More than 500 teams have staked out their assigned cooking spots and are ready to party and compete. Due to strict enforcement of federal food safety regulations, teams cannot give food to the general public. If you have friends or relatives in the contest, they can invite you into their domain for refreshments. Otherwise there are food vendors galore to satisfy your hunger.
Besides visiting with contest judges and officials, and giving the judges’ oath at the Invitational, Side Dish/Dessert and Open Meat contests, I love visiting with friends that I only see once or twice a year.

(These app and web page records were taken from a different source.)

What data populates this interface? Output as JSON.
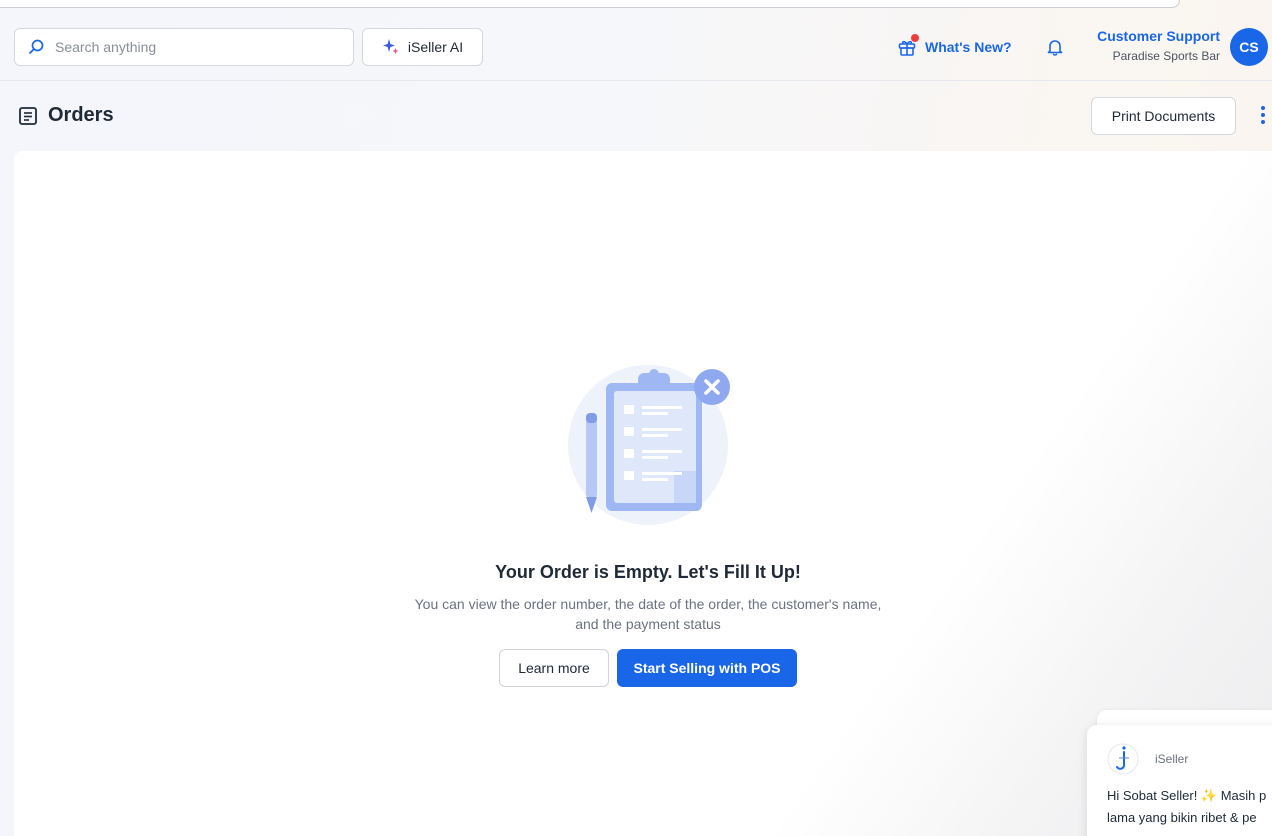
{
  "search": {
    "placeholder": "Search anything"
  },
  "ai_button": {
    "label": "iSeller AI"
  },
  "whats_new": {
    "label": "What's New?"
  },
  "user": {
    "name": "Customer Support",
    "store": "Paradise Sports Bar",
    "initials": "CS"
  },
  "page": {
    "title": "Orders",
    "print_label": "Print Documents"
  },
  "empty_state": {
    "title": "Your Order is Empty. Let's Fill It Up!",
    "description": "You can view the order number, the date of the order, the customer's name, and the payment status",
    "learn_more_label": "Learn more",
    "start_selling_label": "Start Selling with POS"
  },
  "chat": {
    "sender": "iSeller",
    "message_line1": "Hi Sobat Seller! ✨ Masih p",
    "message_line2": "lama yang bikin ribet & pe"
  },
  "colors": {
    "primary": "#1a66e8",
    "notification_dot": "#ef3b3b"
  }
}
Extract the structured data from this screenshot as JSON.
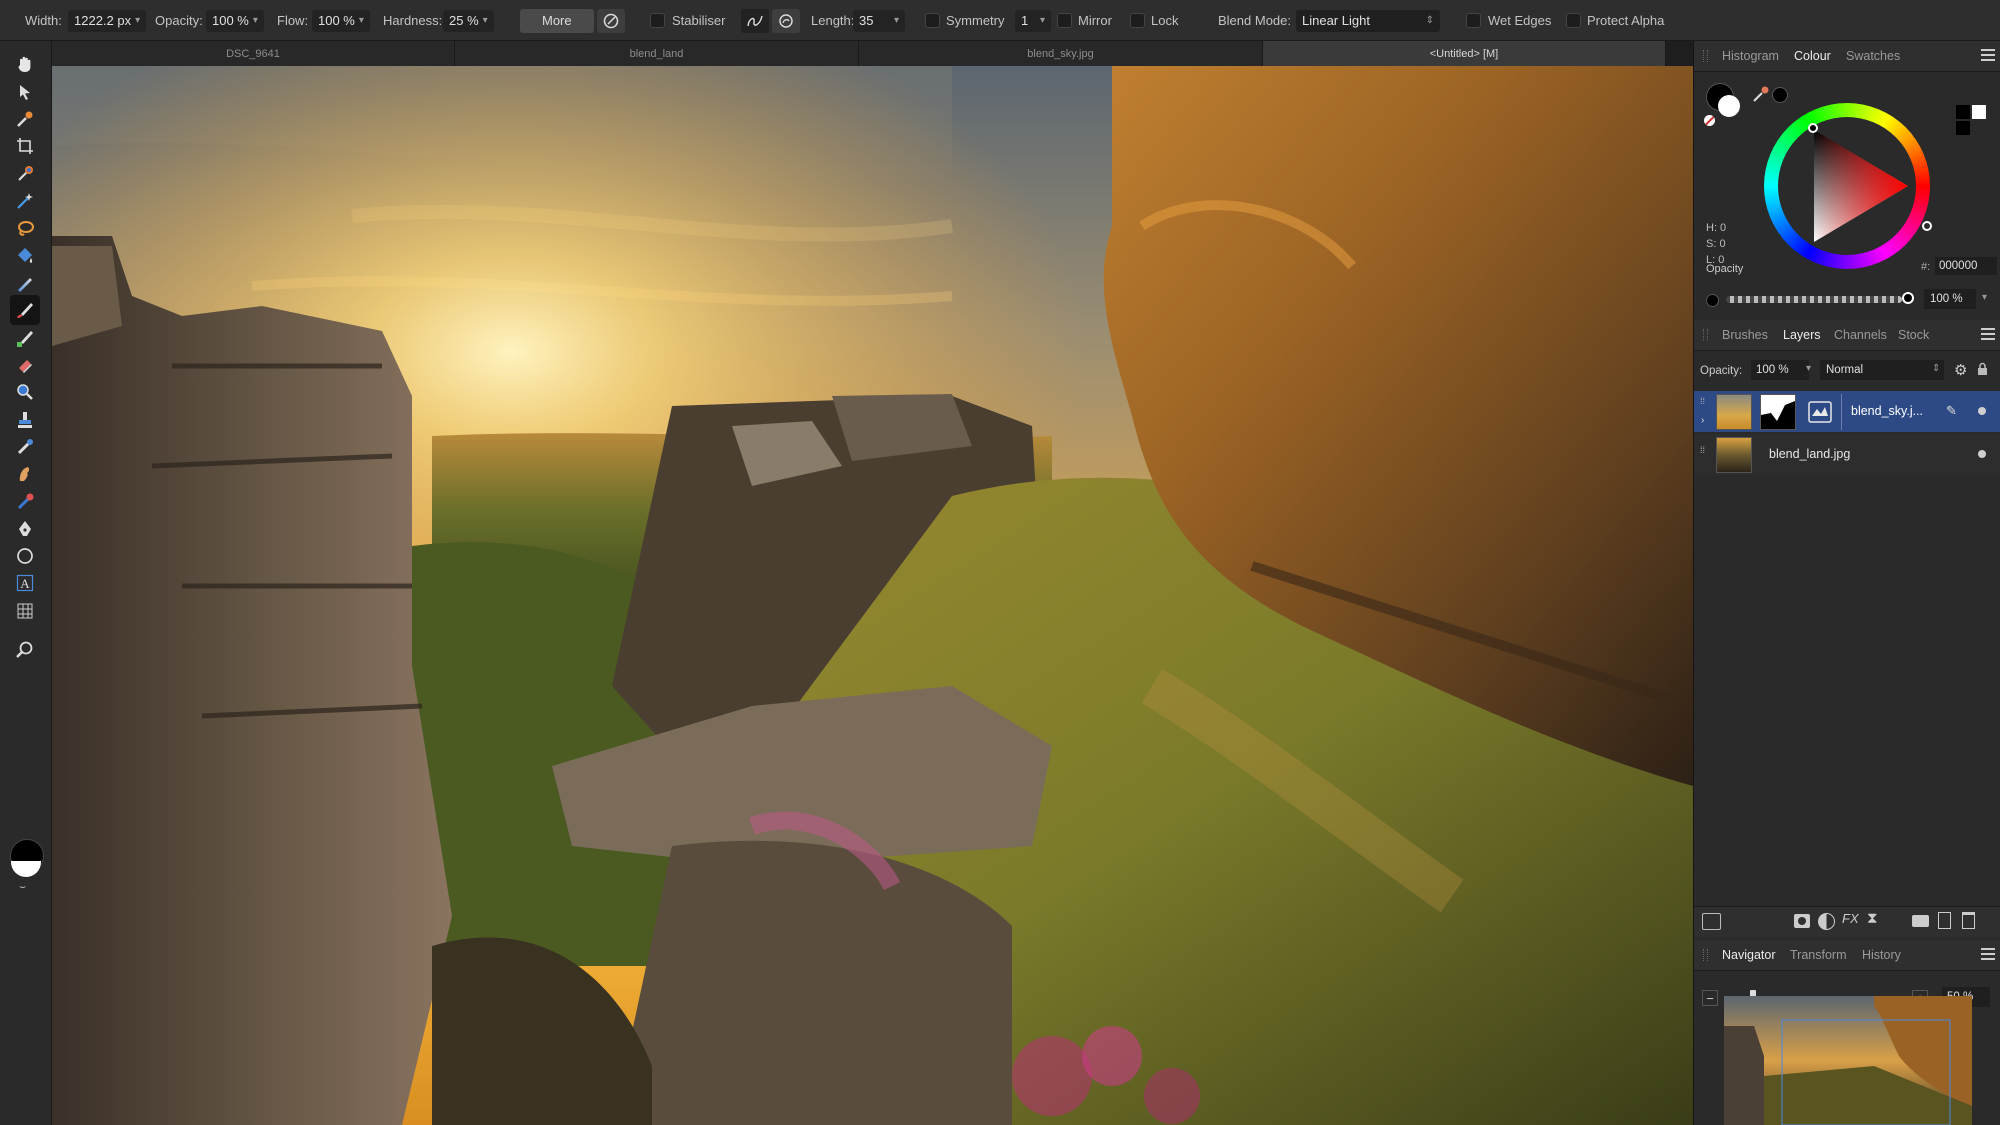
{
  "toolbar": {
    "width_label": "Width:",
    "width_value": "1222.2 px",
    "opacity_label": "Opacity:",
    "opacity_value": "100 %",
    "flow_label": "Flow:",
    "flow_value": "100 %",
    "hardness_label": "Hardness:",
    "hardness_value": "25 %",
    "more_label": "More",
    "stabiliser_label": "Stabiliser",
    "length_label": "Length:",
    "length_value": "35",
    "symmetry_label": "Symmetry",
    "symmetry_value": "1",
    "mirror_label": "Mirror",
    "lock_label": "Lock",
    "blend_mode_label": "Blend Mode:",
    "blend_mode_value": "Linear Light",
    "wet_edges_label": "Wet Edges",
    "protect_alpha_label": "Protect Alpha"
  },
  "documents": {
    "tabs": [
      {
        "label": "DSC_9641",
        "active": false
      },
      {
        "label": "blend_land",
        "active": false
      },
      {
        "label": "blend_sky.jpg",
        "active": false
      },
      {
        "label": "<Untitled> [M]",
        "active": true
      }
    ]
  },
  "tools": [
    "hand-icon",
    "move-icon",
    "color-picker-icon",
    "crop-icon",
    "flood-select-icon",
    "selection-brush-icon",
    "freehand-selection-icon",
    "flood-fill-icon",
    "gradient-icon",
    "paint-brush-icon",
    "pixel-icon",
    "eraser-icon",
    "zoom-icon",
    "clone-icon",
    "healing-icon",
    "smudge-icon",
    "dodge-icon",
    "pen-icon",
    "ellipse-icon",
    "text-icon",
    "mesh-warp-icon",
    "view-zoom-icon"
  ],
  "colour_panel": {
    "tabs": [
      "Histogram",
      "Colour",
      "Swatches"
    ],
    "active_tab": "Colour",
    "h": "H: 0",
    "s": "S: 0",
    "l": "L: 0",
    "hex_label": "#:",
    "hex_value": "000000",
    "opacity_label": "Opacity",
    "opacity_value": "100 %",
    "opacity_fraction": 1.0,
    "primary_color": "#000000",
    "secondary_color": "#ffffff"
  },
  "layers_panel": {
    "tabs": [
      "Brushes",
      "Layers",
      "Channels",
      "Stock"
    ],
    "active_tab": "Layers",
    "opacity_label": "Opacity:",
    "opacity_value": "100 %",
    "blend_value": "Normal",
    "layers": [
      {
        "name": "blend_sky.j...",
        "selected": true
      },
      {
        "name": "blend_land.jpg",
        "selected": false
      }
    ]
  },
  "navigator_panel": {
    "tabs": [
      "Navigator",
      "Transform",
      "History"
    ],
    "active_tab": "Navigator",
    "zoom_value": "50 %",
    "zoom_fraction": 0.15
  },
  "colors": {
    "accent": "#2d4a86",
    "layer_selected": "#2d4a86",
    "panel_bg": "#2a2a2a"
  }
}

They’re from all over the U.S. — Colorado, Alabama, Oklahoma, Mississippi, Illinois, Georgia, Arkansas, Missouri, Kansas, Tennessee, Massachusetts, Maine, Arizona, New Mexico, Minnesota, Washington, California, Texas, plus Puerto Rico, Canada, and two friends I haven’t seen since yesterday, KC Baron of BBQ Paul Kirk, and KC Rib Doctor Guy Simpson.
Barbecue judging is serious business. Teams invest significant money, time and pride in the contest. They deserve judges who know the drill. You can learn the drill by becoming a Kansas City Barbeque Society (KCBS) Certified Barbecue Judge. Enroll in a class, and after several hours of instruction, eating, and judging, you’ll be certified.

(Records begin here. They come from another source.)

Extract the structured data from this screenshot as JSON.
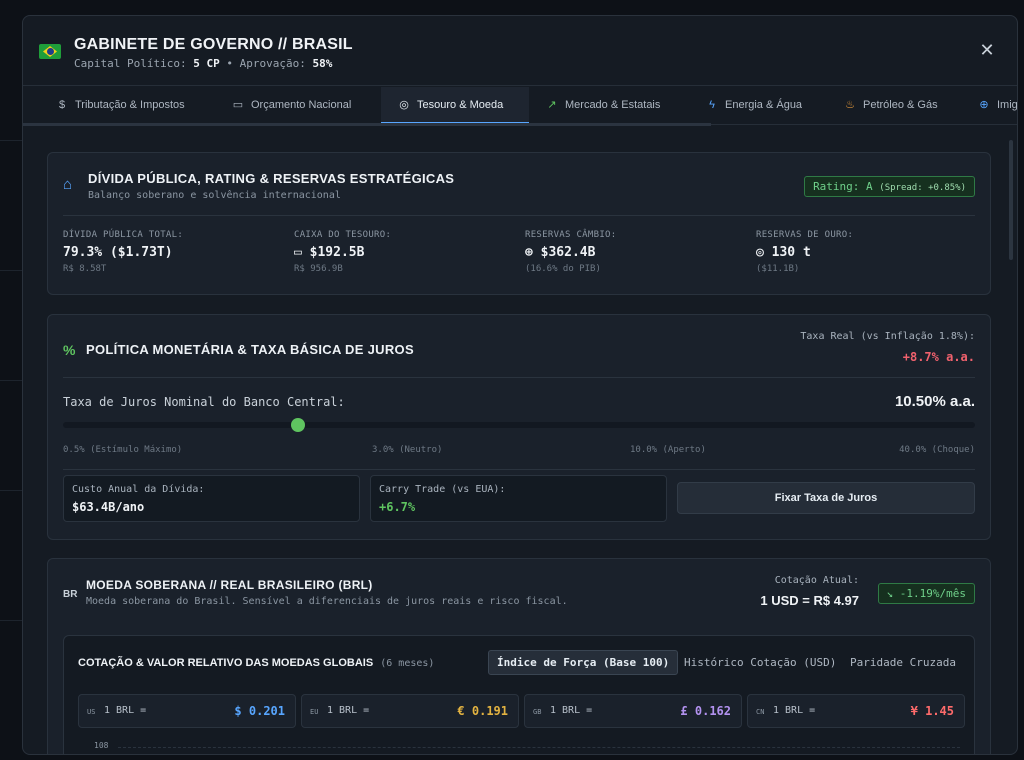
{
  "header": {
    "title": "GABINETE DE GOVERNO // BRASIL",
    "capital_label": "Capital Político:",
    "capital_value": "5 CP",
    "separator": "•",
    "approval_label": "Aprovação:",
    "approval_value": "58%",
    "close_icon": "close-icon",
    "close_glyph": "✕"
  },
  "tabs": [
    {
      "icon": "document-dollar-icon",
      "glyph": "$",
      "label": "Tributação & Impostos"
    },
    {
      "icon": "wallet-icon",
      "glyph": "▭",
      "label": "Orçamento Nacional"
    },
    {
      "icon": "coins-icon",
      "glyph": "◎",
      "label": "Tesouro & Moeda"
    },
    {
      "icon": "trend-up-icon",
      "glyph": "↗",
      "label": "Mercado & Estatais"
    },
    {
      "icon": "lightning-icon",
      "glyph": "ϟ",
      "label": "Energia & Água"
    },
    {
      "icon": "flame-icon",
      "glyph": "♨",
      "label": "Petróleo & Gás"
    },
    {
      "icon": "globe-icon",
      "glyph": "⊕",
      "label": "Imig"
    }
  ],
  "debt": {
    "icon": "bank-icon",
    "glyph": "⌂",
    "title": "DÍVIDA PÚBLICA, RATING & RESERVAS ESTRATÉGICAS",
    "subtitle": "Balanço soberano e solvência internacional",
    "rating_label": "Rating: A",
    "rating_spread": "(Spread: +0.85%)",
    "stats": [
      {
        "label": "DÍVIDA PÚBLICA TOTAL:",
        "icon": "",
        "glyph": "",
        "value": "79.3% ($1.73T)",
        "foot": "R$ 8.58T"
      },
      {
        "label": "CAIXA DO TESOURO:",
        "icon": "wallet-icon",
        "glyph": "▭",
        "value": "$192.5B",
        "foot": "R$ 956.9B"
      },
      {
        "label": "RESERVAS CÂMBIO:",
        "icon": "globe-icon",
        "glyph": "⊕",
        "value": "$362.4B",
        "foot": "(16.6% do PIB)"
      },
      {
        "label": "RESERVAS DE OURO:",
        "icon": "coins-icon",
        "glyph": "◎",
        "value": "130 t",
        "foot": "($11.1B)"
      }
    ]
  },
  "monetary": {
    "icon": "percent-icon",
    "glyph": "%",
    "title": "POLÍTICA MONETÁRIA & TAXA BÁSICA DE JUROS",
    "real_label": "Taxa Real (vs Inflação 1.8%):",
    "real_value": "+8.7% a.a.",
    "nominal_label": "Taxa de Juros Nominal do Banco Central:",
    "nominal_value": "10.50% a.a.",
    "slider_position": 0.258,
    "ticks": [
      "0.5% (Estímulo Máximo)",
      "3.0% (Neutro)",
      "10.0% (Aperto)",
      "40.0% (Choque)"
    ],
    "debt_cost_label": "Custo Anual da Dívida:",
    "debt_cost_value": "$63.4B/ano",
    "carry_label": "Carry Trade (vs EUA):",
    "carry_value": "+6.7%",
    "button_label": "Fixar Taxa de Juros"
  },
  "currency": {
    "code": "BR",
    "title": "MOEDA SOBERANA // REAL BRASILEIRO (BRL)",
    "subtitle": "Moeda soberana do Brasil. Sensível a diferenciais de juros reais e risco fiscal.",
    "quote_label": "Cotação Atual:",
    "quote_value": "1 USD = R$ 4.97",
    "trend_icon": "trend-down-icon",
    "trend_glyph": "↘",
    "trend_value": "-1.19%/mês",
    "panel_title": "COTAÇÃO & VALOR RELATIVO DAS MOEDAS GLOBAIS",
    "panel_period": "(6 meses)",
    "segments": [
      "Índice de Força (Base 100)",
      "Histórico Cotação (USD)",
      "Paridade Cruzada"
    ],
    "rates": [
      {
        "code": "US",
        "label": "1 BRL =",
        "value": "$ 0.201",
        "color": "#58a6ff"
      },
      {
        "code": "EU",
        "label": "1 BRL =",
        "value": "€ 0.191",
        "color": "#e3b341"
      },
      {
        "code": "GB",
        "label": "1 BRL =",
        "value": "£ 0.162",
        "color": "#b392f0"
      },
      {
        "code": "CN",
        "label": "1 BRL =",
        "value": "¥ 1.45",
        "color": "#ff6b6b"
      }
    ],
    "chart_top_tick": "108"
  },
  "colors": {
    "accent": "#58a6ff",
    "positive": "#5fc460",
    "negative": "#f0616d"
  }
}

Contest judging standards can also be used in barbecue joints. It’s simply A, T and T.
Does it look delicious? Is it presented with care, or carelessly arranged with no eye appeal? Smoke rings can be chemically faked. They are not a factor in contest judging. Contest meat can be sauced. I’d rather see bark and juicy meat instead of sauce-covered meat, but it’s the cook’s call.
Is it dry and tough, or juicy and easy to chew? KCBS says if ribs fall off the bone, they are overcooked. Although I say mushy meat is overcooked, I use the KCBS standard when I judge contests: rib meat should pull off the bone with a gentle tug.
Taste is subjective — what you like or dislike is personal.
There are some objective standards, however:
• It has to be the correct category of meat. Chicken isn’t mutton. Ribs aren’t butts.
• Fish, lighter fluid and other inappropriate flavors are a no-no. I judged a fishy brisket in Memphis once. The cooks hadn’t thoroughly cleaned their grill after cooking fish.
• Barbecue meat should be kissed by smoke, not clobbered with creosote.
If you can’t go to the Royal, treat yourself at a Chow Town barbecue joint. Here are a few of hundreds of options: ribs at the new Plowboys in Blue Springs; Z-Man at Oklahoma Joe’s; beef and fries at Arthur Bryant’s or chow down on the new Johnny’s Bar-B-Q signature sandwich, The Remus, which is named after my BBQ persona, Remus Powers PhB.
As they say at Plowboys, “Keep Calm and Eat Barbecue.”
Ardie Davis is an iconic figure in the barbecue community. He founded a sauce contest on his backyard patio in 1984 that became the American Royal International Barbecue Sauce, Rub & Baste contest. He is a charter member of the Kansas City Barbeque Society and an inductee into the KCBS’s Hall of Flame. He has been interviewed on numerous food shows and writes for a variety of barbecue-related publications. He is also the author of a number of barbecue books, His most recent release book is “America’s Best BBQ Homestyle: What Champions Cook in Their Own Backyards.”